Records excerpted from a collection
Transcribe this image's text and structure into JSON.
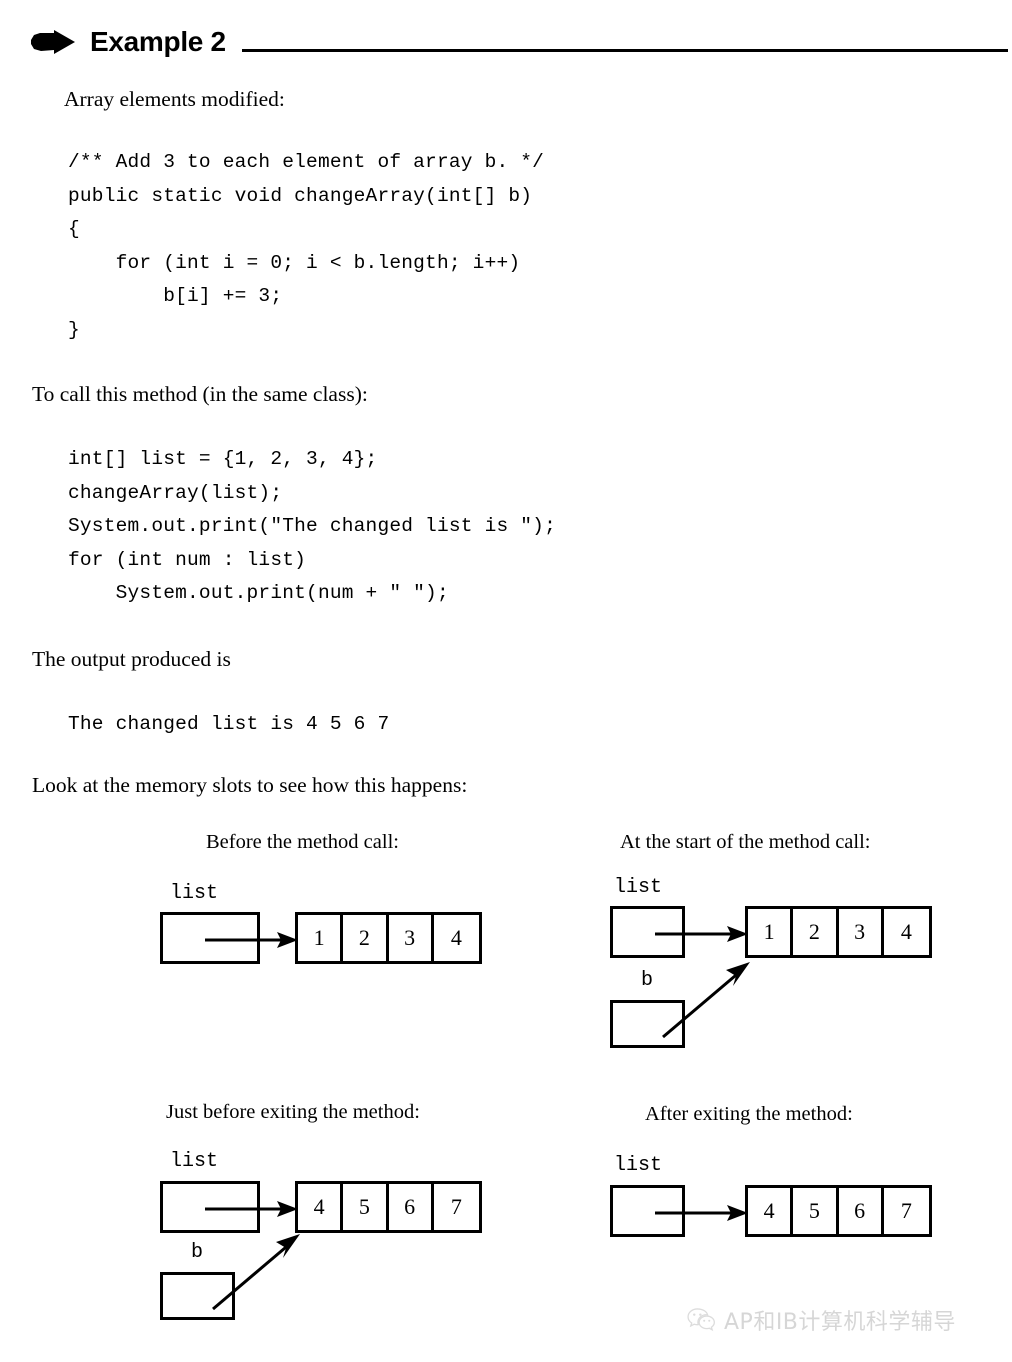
{
  "header": {
    "bullet_icon": "right-arrow-bullet-icon",
    "title": "Example 2"
  },
  "body": {
    "intro": "Array elements modified:",
    "call_intro": "To call this method (in the same class):",
    "output_intro": "The output produced is",
    "memory_intro": "Look at the memory slots to see how this happens:"
  },
  "code_blocks": {
    "method": "/** Add 3 to each element of array b. */\npublic static void changeArray(int[] b)\n{\n    for (int i = 0; i < b.length; i++)\n        b[i] += 3;\n}",
    "caller": "int[] list = {1, 2, 3, 4};\nchangeArray(list);\nSystem.out.print(\"The changed list is \");\nfor (int num : list)\n    System.out.print(num + \" \");",
    "output": "The changed list is 4 5 6 7"
  },
  "diagrams": [
    {
      "caption": "Before the method call:",
      "list_label": "list",
      "b_label": null,
      "array": [
        "1",
        "2",
        "3",
        "4"
      ],
      "has_b_box": false
    },
    {
      "caption": "At the start of the method call:",
      "list_label": "list",
      "b_label": "b",
      "array": [
        "1",
        "2",
        "3",
        "4"
      ],
      "has_b_box": true
    },
    {
      "caption": "Just before exiting the method:",
      "list_label": "list",
      "b_label": "b",
      "array": [
        "4",
        "5",
        "6",
        "7"
      ],
      "has_b_box": true
    },
    {
      "caption": "After exiting the method:",
      "list_label": "list",
      "b_label": null,
      "array": [
        "4",
        "5",
        "6",
        "7"
      ],
      "has_b_box": false
    }
  ],
  "watermark": {
    "icon": "wechat-icon",
    "text": "AP和IB计算机科学辅导"
  },
  "colors": {
    "ink": "#000000",
    "paper": "#ffffff",
    "watermark": "#8a8a8a"
  }
}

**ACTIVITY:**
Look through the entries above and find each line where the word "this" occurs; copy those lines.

**RESPONSE TO THE EXERCISE:**
Transcribe this image's text and structure into JSON.
    "call_intro": "To call this method (in the same class):",
    "memory_intro": "Look at the memory slots to see how this happens:"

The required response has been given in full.